As increasing numbers believe that it would be easy to find a new job they are less likely to stay in a position where they’re unhappy. In some cases this leads to “extreme quitters” who choose to exit with a bang. Like the hotel employee who told his story of resigning with the help of a celebratory marching band on Work Wars a recent episode of ABC’s 20/20. While this former room-service waiter landed on his feet in most cases telling the boss off won’t work in your favor. As a rule it’s much better to be remembered in a good way.
Always remember the golden rule of leaving any employer: Don’t burn bridges. Michelle Tillis Lederman author of The 11 Laws of Likability says, “Now is not the time to say all the things that you have built up. You never know when your paths will cross again.”
Jesse Lyn Stoner co-author of Full Steam Ahead: Unleash the Power of Vision agrees. ” If asked why you’re leaving, be clear, be straight, be descriptive. You are more credible when you share information and facts. Don’t dump a lot of emotional baggage, accusations, or generalities that can’t be verified.”
Be sure to give your employer enough notice so he or she is not left hanging. Whatever your relationship give your boss the courtesy of telling him or her before your coworkers. You don’t want the boss to hear that you’re leaving through the rumor mill.

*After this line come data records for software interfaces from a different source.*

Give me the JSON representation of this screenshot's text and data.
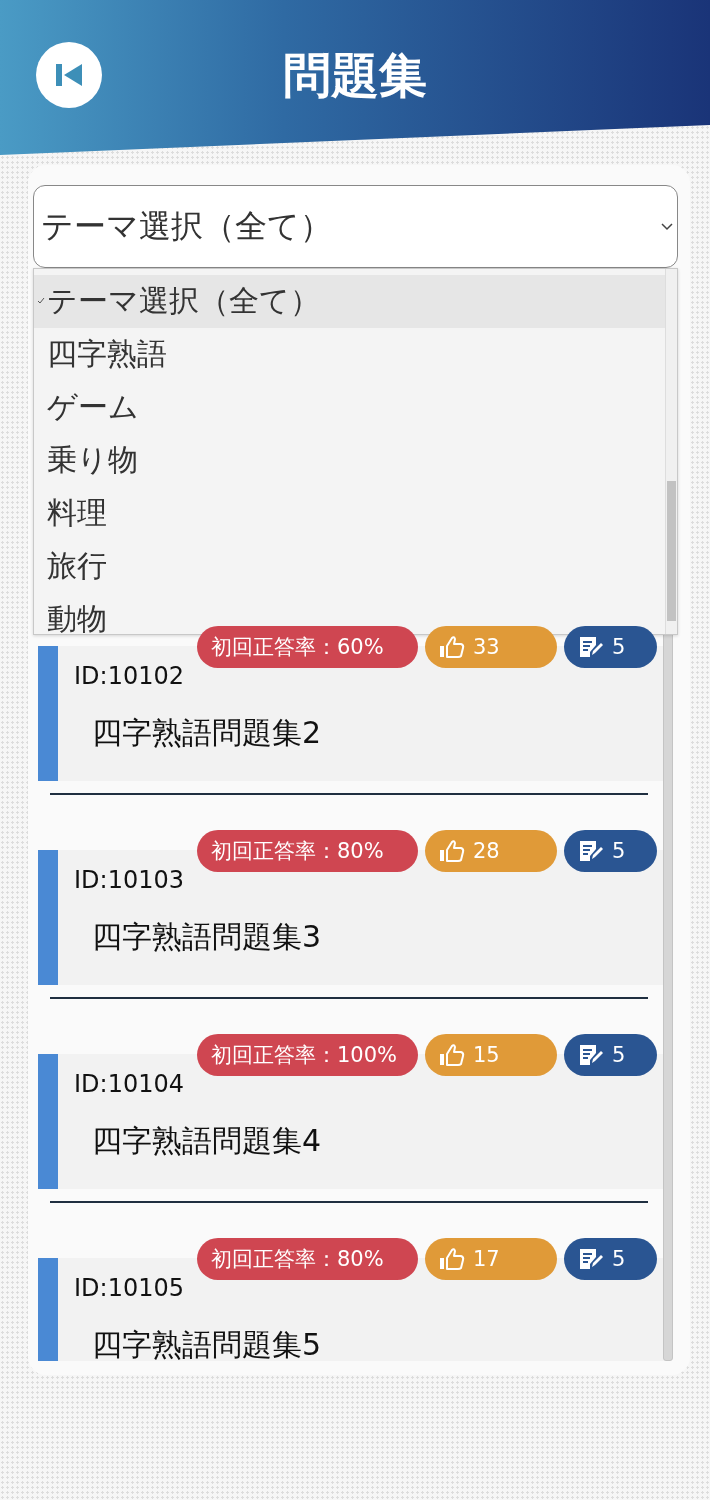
{
  "header": {
    "title": "問題集"
  },
  "theme_select": {
    "value": "テーマ選択（全て）",
    "expanded": true,
    "options": [
      {
        "label": "テーマ選択（全て）",
        "selected": true
      },
      {
        "label": "四字熟語",
        "selected": false
      },
      {
        "label": "ゲーム",
        "selected": false
      },
      {
        "label": "乗り物",
        "selected": false
      },
      {
        "label": "料理",
        "selected": false
      },
      {
        "label": "旅行",
        "selected": false
      },
      {
        "label": "動物",
        "selected": false
      }
    ]
  },
  "cards": [
    {
      "id_label": "ID:10102",
      "title": "四字熟語問題集2",
      "accuracy": "初回正答率：60%",
      "likes": "33",
      "questions": "5"
    },
    {
      "id_label": "ID:10103",
      "title": "四字熟語問題集3",
      "accuracy": "初回正答率：80%",
      "likes": "28",
      "questions": "5"
    },
    {
      "id_label": "ID:10104",
      "title": "四字熟語問題集4",
      "accuracy": "初回正答率：100%",
      "likes": "15",
      "questions": "5"
    },
    {
      "id_label": "ID:10105",
      "title": "四字熟語問題集5",
      "accuracy": "初回正答率：80%",
      "likes": "17",
      "questions": "5"
    }
  ]
}
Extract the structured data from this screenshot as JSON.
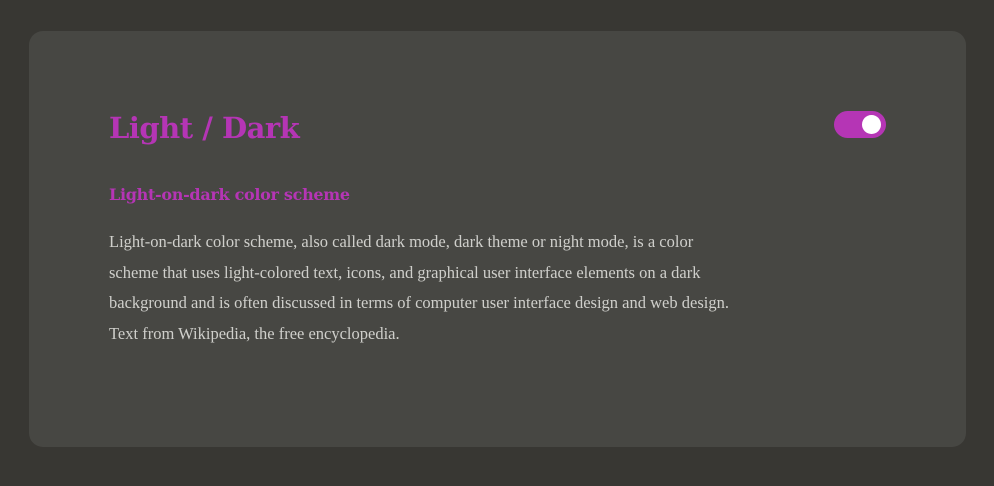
{
  "card": {
    "title": "Light / Dark",
    "toggle": {
      "state": "on",
      "color": "#b535b5"
    },
    "subtitle": "Light-on-dark color scheme",
    "body": "Light-on-dark color scheme, also called dark mode, dark theme or night mode, is a color scheme that uses light-colored text, icons, and graphical user interface elements on a dark background and is often discussed in terms of computer user interface design and web design. Text from Wikipedia, the free encyclopedia."
  },
  "colors": {
    "page_background": "#383733",
    "card_background": "#474743",
    "accent": "#b535b5",
    "text": "#cfcfcb"
  }
}
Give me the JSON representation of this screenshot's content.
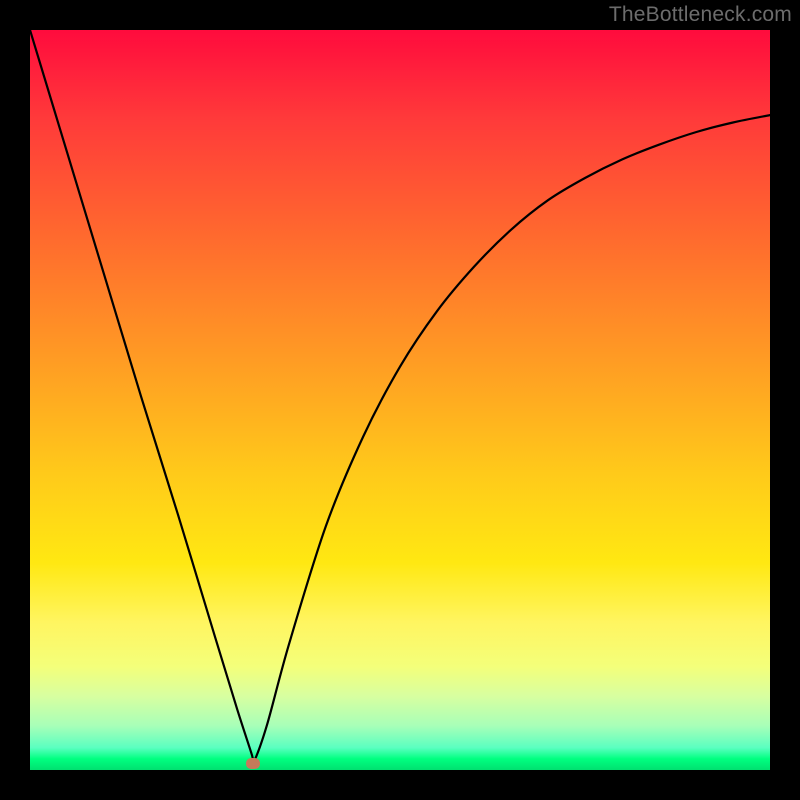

Donna Ballman, employment attorney and author of Stand Up For Yourself Without Getting Firedrecommends safeguarding your future. “Review any agreements you signed before you quit. Make sure you don’t have anything like a noncompete or nonsolicitation agreement that will limit or prevent you from taking your new job.” She also suggests waiting to quit until after you’ve received any commissions or bonuses if possible as your employer will likely look for any excuse not to pay you.
It’s also important to protect yourself against potential accusations. “Don’t copy or email yourself a bunch of company documents before you leave. Your employer might accuse you of stealing trade secrets or of violating any confidentiality agreement you may have signed, even if you didn’t. Especially avoid sending yourself client lists, pricing information and other information that might have value to a competitor.”
Don’t slack off after you’ve given notice. Seeing it through until the end will help you feel good about yourself when you walk out the door for the last time says Stoner. Lederman agrees suggesting that you go beyond helping with the transition and offer to be available even after your two week’s notice.
No matter what the circumstances you want to leave your current employer on a good note. Stoner says, “It’s not just about ‘not burning bridges’ and making sure you get a good recommendation, but more importantly about who you are and how you feel about yourself. It’s important to leave with your own dignity intact.”